To facilitate a high performance data path for these application, the Data Persistence platform also introduces a new construct for storage called vSAN-Direct. vSAN-Direct allows applications to consume the local storage devices on a vSAN host directly. However these local storage devices are still under the control of HCI management, so that health, usage and other pertinent information about the device is bubbled up to the vSphere client. The primary goal here is to allow cloud native applications to be seamlessly deployed onto vSAN, but at the same time have those applications understand infrastructure operations such as maintenance mode, upgrades and indeed host failures. As mentioned, we have partnered with a number of cloud native application vendors who will create bespoke Kubernetes operators that will work with the Data Persistence platform. Partners can then define how their application should behave (e.g. re-shard, evacuate, delete and reschedule Pods, etc.) when a vSphere operation is detected.
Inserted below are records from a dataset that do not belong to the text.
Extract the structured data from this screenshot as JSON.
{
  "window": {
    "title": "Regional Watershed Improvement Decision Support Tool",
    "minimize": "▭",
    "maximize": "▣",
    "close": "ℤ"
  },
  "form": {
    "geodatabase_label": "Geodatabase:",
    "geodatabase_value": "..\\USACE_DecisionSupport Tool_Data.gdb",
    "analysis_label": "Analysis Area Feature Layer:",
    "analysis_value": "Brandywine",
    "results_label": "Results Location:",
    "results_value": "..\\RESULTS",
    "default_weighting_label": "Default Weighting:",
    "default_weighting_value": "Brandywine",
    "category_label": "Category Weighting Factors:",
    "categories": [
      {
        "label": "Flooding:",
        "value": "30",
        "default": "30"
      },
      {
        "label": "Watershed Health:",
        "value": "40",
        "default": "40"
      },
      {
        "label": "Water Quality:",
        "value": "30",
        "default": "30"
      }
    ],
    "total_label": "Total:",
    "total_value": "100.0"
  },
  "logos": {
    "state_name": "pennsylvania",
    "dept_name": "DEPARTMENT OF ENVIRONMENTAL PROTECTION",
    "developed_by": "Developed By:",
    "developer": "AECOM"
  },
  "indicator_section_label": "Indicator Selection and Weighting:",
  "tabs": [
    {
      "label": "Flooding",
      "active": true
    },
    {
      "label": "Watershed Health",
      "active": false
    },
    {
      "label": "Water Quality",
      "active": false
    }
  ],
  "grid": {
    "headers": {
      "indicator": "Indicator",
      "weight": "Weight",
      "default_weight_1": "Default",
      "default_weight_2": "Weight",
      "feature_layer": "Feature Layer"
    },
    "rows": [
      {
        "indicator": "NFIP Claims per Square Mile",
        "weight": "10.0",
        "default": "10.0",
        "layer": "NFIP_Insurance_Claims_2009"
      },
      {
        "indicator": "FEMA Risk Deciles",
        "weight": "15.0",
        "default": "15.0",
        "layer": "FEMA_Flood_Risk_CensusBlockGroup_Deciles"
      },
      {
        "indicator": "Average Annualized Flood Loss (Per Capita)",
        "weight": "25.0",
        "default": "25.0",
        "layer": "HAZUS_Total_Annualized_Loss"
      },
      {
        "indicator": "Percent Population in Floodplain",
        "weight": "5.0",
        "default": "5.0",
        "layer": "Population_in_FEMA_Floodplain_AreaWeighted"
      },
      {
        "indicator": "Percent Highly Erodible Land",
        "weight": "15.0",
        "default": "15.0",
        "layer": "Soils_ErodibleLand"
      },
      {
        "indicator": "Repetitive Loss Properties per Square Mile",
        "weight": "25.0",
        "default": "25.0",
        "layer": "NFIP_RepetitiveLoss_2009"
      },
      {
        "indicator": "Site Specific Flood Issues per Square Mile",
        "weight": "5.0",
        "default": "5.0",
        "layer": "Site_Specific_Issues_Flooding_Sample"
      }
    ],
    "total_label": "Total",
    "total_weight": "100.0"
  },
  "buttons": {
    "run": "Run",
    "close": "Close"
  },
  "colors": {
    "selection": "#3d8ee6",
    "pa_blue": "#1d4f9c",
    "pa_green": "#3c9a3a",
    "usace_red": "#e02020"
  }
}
I will write more about Data Persistence platform as our design partners start to come online. To learn more about it, check out VMworld 2020 session #HCI2529.
As you can see, there is lots of new goodness in the vSAN 7.0U1 release. There are lots of features here that customers have been requesting for some time, but also significant improvements in enabling vSAN to become that platform for both container and virtual machine workloads. Note that there are a range of additional features and enhancements in this release which I have not spoken about. Please check out the official vSAN 7.0U1 documentation for a complete and comprehensive list of updates.